Gantz Turns Down Invitation to Join Labor

YERUSHALAYIM -
Former IDF Chief of Staff Benny Gantz. (Flash90)

Three days after the government announced it was calling new Knesset elections, former IDF Chief of Staff Benny Gantz has still not declared his electoral intentions – but one thing he will not be doing is joining Zionist Camp. According to Hadashot News, Gantz turned down an offer by party chairperson Avi Gabay to join as his number two.

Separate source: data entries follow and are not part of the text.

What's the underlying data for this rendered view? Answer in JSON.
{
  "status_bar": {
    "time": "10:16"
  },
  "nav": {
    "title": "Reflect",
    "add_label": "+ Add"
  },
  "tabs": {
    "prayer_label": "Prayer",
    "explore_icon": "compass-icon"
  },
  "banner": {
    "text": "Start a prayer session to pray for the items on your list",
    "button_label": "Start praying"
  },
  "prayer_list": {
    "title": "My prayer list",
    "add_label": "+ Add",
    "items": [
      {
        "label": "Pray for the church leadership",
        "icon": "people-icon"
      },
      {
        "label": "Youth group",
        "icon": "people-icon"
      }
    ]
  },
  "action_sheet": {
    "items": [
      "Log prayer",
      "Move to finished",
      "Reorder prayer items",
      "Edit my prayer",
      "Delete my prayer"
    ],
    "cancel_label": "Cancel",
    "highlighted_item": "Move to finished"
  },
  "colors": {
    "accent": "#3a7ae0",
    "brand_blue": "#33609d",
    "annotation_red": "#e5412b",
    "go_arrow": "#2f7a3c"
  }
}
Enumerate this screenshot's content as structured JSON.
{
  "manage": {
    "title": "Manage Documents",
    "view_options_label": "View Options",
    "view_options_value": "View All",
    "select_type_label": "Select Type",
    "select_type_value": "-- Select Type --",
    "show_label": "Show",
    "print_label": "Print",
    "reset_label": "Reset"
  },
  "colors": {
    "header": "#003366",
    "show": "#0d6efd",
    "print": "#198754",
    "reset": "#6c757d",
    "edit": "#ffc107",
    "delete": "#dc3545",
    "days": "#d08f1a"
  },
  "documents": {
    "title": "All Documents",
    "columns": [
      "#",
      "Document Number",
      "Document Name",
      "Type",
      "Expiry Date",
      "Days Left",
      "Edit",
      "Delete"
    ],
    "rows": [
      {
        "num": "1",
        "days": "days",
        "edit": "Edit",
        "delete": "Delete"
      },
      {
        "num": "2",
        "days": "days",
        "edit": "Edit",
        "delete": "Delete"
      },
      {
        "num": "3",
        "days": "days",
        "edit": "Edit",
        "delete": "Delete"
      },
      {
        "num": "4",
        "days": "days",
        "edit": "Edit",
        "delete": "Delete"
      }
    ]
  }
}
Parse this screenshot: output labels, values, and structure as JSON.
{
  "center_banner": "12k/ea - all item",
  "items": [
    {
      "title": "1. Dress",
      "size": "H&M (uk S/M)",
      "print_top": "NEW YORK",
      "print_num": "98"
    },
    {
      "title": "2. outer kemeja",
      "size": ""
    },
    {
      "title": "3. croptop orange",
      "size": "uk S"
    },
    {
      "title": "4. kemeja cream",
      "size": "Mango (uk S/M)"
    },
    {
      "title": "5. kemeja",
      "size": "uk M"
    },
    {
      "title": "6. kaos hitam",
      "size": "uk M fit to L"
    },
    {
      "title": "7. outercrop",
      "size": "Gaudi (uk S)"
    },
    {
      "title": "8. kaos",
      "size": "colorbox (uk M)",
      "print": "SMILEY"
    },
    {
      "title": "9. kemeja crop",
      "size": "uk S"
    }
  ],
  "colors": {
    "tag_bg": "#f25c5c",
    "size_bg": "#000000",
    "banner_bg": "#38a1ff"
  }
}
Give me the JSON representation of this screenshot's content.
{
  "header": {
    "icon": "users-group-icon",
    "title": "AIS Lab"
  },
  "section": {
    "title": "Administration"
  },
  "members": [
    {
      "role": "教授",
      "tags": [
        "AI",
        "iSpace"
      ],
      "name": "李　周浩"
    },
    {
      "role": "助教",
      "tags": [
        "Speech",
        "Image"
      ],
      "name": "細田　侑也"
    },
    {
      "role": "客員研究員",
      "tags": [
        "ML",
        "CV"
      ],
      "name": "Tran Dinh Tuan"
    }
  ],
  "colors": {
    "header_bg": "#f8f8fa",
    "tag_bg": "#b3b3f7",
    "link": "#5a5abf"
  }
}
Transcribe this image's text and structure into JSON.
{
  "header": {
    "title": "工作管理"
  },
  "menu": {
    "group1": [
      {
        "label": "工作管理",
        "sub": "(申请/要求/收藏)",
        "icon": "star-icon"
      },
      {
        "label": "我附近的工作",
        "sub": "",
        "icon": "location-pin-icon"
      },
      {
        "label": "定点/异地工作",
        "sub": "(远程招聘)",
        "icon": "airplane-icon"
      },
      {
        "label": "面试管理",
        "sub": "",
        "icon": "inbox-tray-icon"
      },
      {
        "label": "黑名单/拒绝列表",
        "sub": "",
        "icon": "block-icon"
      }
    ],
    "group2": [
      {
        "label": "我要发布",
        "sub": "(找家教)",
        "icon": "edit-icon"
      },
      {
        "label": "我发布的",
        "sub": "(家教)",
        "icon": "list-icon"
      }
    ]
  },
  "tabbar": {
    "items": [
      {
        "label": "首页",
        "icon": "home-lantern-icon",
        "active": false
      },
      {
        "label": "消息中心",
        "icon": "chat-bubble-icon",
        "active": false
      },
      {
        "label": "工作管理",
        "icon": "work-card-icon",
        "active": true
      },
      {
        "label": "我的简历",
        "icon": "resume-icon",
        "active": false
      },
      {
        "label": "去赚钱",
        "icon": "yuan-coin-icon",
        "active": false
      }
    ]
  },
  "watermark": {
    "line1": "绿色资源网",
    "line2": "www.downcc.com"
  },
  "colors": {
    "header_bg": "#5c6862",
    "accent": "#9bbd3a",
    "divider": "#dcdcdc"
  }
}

The reason for Gantz’s reluctance, according to the report, is because of advice Gantz has received regarding joining up with Labor – just don’t do it. “He was told that Labor is a hornets nest that no one has yet returned alive from,” commentators said on Hadashot News. “The infighting among party members was enough to scare him off.” In addition, they said, Gantz wants to be seen as an independent and a hawk on security issues – and is thus avoiding joining up with parties and individuals who have dovish reputations.

In line with that, Channel Ten reported that Tzipi Livni, head of the opposition and the ranking sitting Knesset member of Zionist Camp, has warned Gabay that he may not be chairperson of the party much longer. Gabay, who is not an MK, is presiding over a party that, according to polls, will get barely 10 seats in the upcoming elections, a major comedown from the 24 seats it currently has. At a speech in Herzliya Tuesday, Livni said, hinting at Gabay, “I believe that these elections are the opportunity for a revolution. Every one of us must put their ego aside in order to accomplish the greater goal.” Livni suggested a broad coalition of anti-Netanyahu forces under one leadership umbrella. “All those who are part of our cause must join together, and be prepared to concede in order to achieve the goal.”

With that, said the commentators, Gantz’s decision should not be seen as final. “Starting a party – getting a list together, working out an order of seniority, and taming all the egos that are likely to gather seeking a spot on the list – takes a great deal of work, and Gantz has barely a month to get everything together in order to qualify to run his party. Once he sees how much work it is, be may change his mind.”